Whenever we do welding on board any type of vessel, we attach the positive earth of the welding plant to a cable with an anode which we lower into the water, to dissapate any stray current. During the welding, it is amazing to watch this anode fizz, boil and bubble, with occasional big chunks flying off! (You wont read about this in any books, as I developed this earthing independantly to any current literature Ive ever read) Despite this, all sorts of UNBONDED EQUIPMENT, in particular GPS antennas and engine control units such as D-DECKS, will almost certainly be fried, if they are not disconnected from the vessel.
If one balances the relative risks, then its a no-brainer really. Bonding the shaft and prop (but not the engine) and all the thru-hulls means that everything metalic below the waterline is protected. In the event that something weird happened, I guess that you could allways disconect the wire at the anode stud. On a professionly installed system, the corrosion meter, or earth leakage device would alert you to this problem. Please note that it is NOT possible to have a corrosion meter installed on unbonded thru-hulls.

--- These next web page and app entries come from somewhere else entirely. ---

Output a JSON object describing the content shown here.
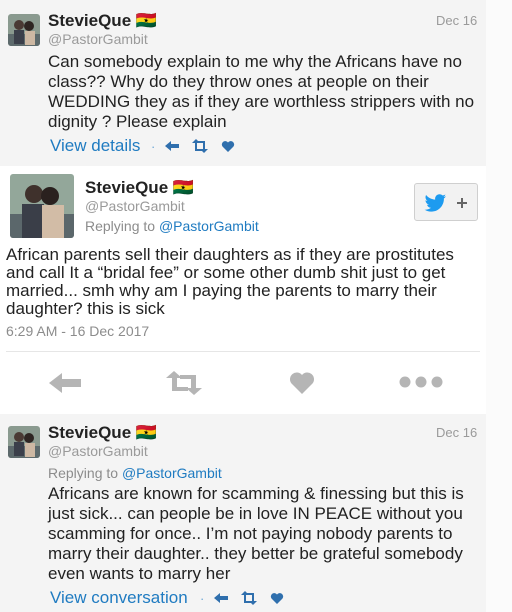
{
  "tweets": [
    {
      "name": "StevieQue 🇬🇭",
      "handle": "@PastorGambit",
      "date": "Dec 16",
      "text": "Can somebody explain to me why the Africans have no class?? Why do they throw ones at people on their WEDDING they as if they are worthless strippers with no dignity ? Please explain",
      "link": "View details"
    },
    {
      "name": "StevieQue 🇬🇭",
      "handle": "@PastorGambit",
      "replying_prefix": "Replying to ",
      "replying_user": "@PastorGambit",
      "text": "African parents sell their daughters as if they are prostitutes and call It a “bridal fee” or some other dumb shit just to get married... smh why am I paying the parents to marry their daughter? this is sick",
      "timestamp": "6:29 AM - 16 Dec 2017"
    },
    {
      "name": "StevieQue 🇬🇭",
      "handle": "@PastorGambit",
      "date": "Dec 16",
      "replying_prefix": "Replying to ",
      "replying_user": "@PastorGambit",
      "text": "Africans are known for scamming & finessing but this is just sick... can people be in love IN PEACE without you scamming for once.. I’m not paying nobody parents to marry their daughter.. they better be grateful somebody even wants to marry her",
      "link": "View conversation"
    }
  ],
  "separator": "·",
  "icons": {
    "reply": "reply-icon",
    "retweet": "retweet-icon",
    "like": "heart-icon",
    "more": "more-icon",
    "follow": "twitter-follow-icon"
  },
  "colors": {
    "link": "#1f7bc1",
    "icon_small": "#2f6fad",
    "icon_large": "#b5b5b5",
    "twitter_blue": "#1d9bf0"
  }
}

I hope that this helps to clarify the issues, and explain why I am not bothered by the” voodoo” aspect, which I firmly believe stems from way too much theoretical pondering, and not enough hands on experience from installing cathodic protection systems, and then seeing what the results are over a period of decades.
And what about props?
Maxprops are made out of the identical bronze as Groco valves. There is an anode on every single prop that is supplied, and it it absolute necessity to change it every year. Failure to do so would invalidate any warranty, and more importantly, would actually lead to corrosion. I find it quite amazing that experienced sailors who would NEVER, EVER , dream of relaunching their yacht without the Bruntons or maxprop anode, or indeed the shaft anode, (which you can see on EVERY SINGLE SAILBOAT where it is humanly possible to fit one) object strongly to giving their seacocks the same protection, on the basis of some bullshit THEORY they read somewhere! I am convinced that the propshafts on (catamaran X, 5 years old) were not subjected to pitting corrosion, despite the total lack of reoxygenated water in the sterntube, due to regular shaft anode changes. It has been shown that pitting corrosion does not occur where cathodic protection is present- how this works has not yet been explained scientifically; and I really couldnt care less!!!